Activity:
When the string "public" appears in a line of the records, show the whole line.

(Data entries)
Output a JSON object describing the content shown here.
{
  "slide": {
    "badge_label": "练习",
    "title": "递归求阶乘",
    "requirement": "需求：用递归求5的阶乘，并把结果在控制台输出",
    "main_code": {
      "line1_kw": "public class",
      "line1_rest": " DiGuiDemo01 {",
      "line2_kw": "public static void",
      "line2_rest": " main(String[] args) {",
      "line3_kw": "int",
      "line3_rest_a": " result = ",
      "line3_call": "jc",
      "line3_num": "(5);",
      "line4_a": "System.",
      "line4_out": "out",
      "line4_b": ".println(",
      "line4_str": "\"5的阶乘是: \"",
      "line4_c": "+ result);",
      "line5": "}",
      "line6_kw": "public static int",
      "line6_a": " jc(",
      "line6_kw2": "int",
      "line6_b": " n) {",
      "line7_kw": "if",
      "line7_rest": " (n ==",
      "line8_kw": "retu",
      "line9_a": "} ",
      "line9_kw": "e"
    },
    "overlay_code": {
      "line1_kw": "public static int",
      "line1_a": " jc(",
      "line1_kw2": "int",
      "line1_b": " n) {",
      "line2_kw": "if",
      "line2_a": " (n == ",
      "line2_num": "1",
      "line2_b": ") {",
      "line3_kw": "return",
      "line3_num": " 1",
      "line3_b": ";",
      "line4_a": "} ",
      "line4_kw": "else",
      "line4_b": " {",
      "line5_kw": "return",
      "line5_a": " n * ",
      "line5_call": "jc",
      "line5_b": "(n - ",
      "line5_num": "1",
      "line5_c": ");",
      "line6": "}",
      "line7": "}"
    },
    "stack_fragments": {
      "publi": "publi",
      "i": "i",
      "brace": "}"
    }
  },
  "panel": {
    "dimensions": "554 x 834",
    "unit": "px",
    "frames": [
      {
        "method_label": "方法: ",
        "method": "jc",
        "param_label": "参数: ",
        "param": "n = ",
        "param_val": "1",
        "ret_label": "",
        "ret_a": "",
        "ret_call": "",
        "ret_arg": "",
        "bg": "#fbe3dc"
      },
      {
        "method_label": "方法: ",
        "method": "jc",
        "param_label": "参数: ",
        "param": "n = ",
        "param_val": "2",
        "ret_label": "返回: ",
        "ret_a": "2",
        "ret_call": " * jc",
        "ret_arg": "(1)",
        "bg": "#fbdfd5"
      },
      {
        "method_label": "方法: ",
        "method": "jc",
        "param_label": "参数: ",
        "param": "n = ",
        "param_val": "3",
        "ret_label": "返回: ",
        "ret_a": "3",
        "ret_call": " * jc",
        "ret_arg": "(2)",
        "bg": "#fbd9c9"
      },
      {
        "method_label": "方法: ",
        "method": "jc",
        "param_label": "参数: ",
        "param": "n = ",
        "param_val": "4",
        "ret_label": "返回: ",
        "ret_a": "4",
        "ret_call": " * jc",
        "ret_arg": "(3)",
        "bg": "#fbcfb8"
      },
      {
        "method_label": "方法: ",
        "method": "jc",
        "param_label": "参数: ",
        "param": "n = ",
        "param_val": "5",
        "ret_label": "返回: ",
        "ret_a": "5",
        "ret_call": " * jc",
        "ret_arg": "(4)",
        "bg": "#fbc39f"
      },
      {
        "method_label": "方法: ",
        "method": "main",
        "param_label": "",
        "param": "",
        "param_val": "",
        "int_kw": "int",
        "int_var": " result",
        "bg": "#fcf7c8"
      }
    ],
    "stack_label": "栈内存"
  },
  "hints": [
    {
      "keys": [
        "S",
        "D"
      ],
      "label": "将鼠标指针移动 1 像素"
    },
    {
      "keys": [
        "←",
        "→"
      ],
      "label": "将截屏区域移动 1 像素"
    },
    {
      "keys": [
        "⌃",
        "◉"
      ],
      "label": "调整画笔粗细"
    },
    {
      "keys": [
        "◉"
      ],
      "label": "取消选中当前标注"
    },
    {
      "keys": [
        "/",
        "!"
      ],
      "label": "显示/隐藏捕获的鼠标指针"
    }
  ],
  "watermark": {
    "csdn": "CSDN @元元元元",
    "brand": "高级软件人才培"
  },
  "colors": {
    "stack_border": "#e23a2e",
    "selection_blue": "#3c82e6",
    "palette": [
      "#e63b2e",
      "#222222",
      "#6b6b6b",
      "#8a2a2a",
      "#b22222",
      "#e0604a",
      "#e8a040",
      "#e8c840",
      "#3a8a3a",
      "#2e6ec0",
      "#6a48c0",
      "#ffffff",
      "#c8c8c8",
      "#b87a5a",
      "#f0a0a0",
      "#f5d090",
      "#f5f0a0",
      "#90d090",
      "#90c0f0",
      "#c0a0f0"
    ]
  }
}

Solution to the problem:
      "line1_kw": "public class",
      "line2_kw": "public static void",
      "line6_kw": "public static int",
      "line1_kw": "public static int",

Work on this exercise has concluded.